Are there any lessons to be learnt from the interview? Yes, one. Based on the interview, we can see the huge strategic importance of narratives, and how they can be weaponised to justify the invasion of other countries. When Tucker asked Putin about his strategy towards the West, Putin stated that when he came to office in 2000, he asked then-US President Bill Clinton, hypothetically but seriously, what would happen if Russia wanted to join NATO. Clinton said he would speak to his advisers and get back to him. The answer was a firm ‘no’ as Russia failed to meet the fundamental entry requirements of NATO, such as “uphold[ing] democracy”, “making progress toward a market economy”, having military forces “under firm civilian control”, “be[ing] good neighbors and respecting sovereignty outside their borders”, and “working toward compatibility with NATO forces.”1 

Thenceforth Russia became a partner of NATO, but never with a membership perspective. And although a framework for cooperation was created over the following years, namely the NATO-Russia Permanent Joint Council, this did not succeed in preventing Russia from becoming a revisionist power or channelling the country onto some kind of Western path.  

Putin uses his narrative of Russia’s victimisation by NATO, as well as Ukraine’s supposed ‘rule by neo-Nazis’ and rightful place in the ‘Russian World’ to justify his violent actions. The use of such a narrative by a major power must ultimately fail if the rules-based order of international sovereignty is to prevail.
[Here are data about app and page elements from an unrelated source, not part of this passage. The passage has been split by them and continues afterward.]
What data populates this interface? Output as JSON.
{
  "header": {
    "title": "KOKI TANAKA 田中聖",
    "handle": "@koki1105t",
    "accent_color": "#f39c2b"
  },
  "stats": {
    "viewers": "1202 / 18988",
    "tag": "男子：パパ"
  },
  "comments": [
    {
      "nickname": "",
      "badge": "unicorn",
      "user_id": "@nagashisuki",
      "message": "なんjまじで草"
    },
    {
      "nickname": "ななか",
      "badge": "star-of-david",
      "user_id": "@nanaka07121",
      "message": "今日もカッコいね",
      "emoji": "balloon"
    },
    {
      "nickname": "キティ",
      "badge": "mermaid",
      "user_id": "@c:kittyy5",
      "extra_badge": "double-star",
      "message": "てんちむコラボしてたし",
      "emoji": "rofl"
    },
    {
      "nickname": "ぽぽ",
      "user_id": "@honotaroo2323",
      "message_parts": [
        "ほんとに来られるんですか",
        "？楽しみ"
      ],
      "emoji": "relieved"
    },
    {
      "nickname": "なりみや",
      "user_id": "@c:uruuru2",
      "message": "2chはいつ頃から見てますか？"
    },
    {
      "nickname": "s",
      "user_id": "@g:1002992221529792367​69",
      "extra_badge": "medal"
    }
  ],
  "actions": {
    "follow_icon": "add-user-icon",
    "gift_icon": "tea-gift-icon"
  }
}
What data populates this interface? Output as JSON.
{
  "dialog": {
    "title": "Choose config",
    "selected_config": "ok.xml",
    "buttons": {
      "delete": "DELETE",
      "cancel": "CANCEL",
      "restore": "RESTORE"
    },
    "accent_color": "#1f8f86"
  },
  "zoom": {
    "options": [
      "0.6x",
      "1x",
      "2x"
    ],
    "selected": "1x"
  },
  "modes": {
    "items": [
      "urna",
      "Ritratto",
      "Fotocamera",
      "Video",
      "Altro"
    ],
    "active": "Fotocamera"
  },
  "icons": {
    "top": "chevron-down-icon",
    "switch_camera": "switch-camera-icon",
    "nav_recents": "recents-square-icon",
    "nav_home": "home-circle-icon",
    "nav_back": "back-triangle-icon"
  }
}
Western countries should thus be aware that their perceived ‘denial’ of some countries to enter the EU or NATO can be spun into victimisation narratives, which, however wrongfully, can be used as leverage in international politics. 


The opinions expressed in this article represent the views of the author and do not necessarily reflect the views of the IDM.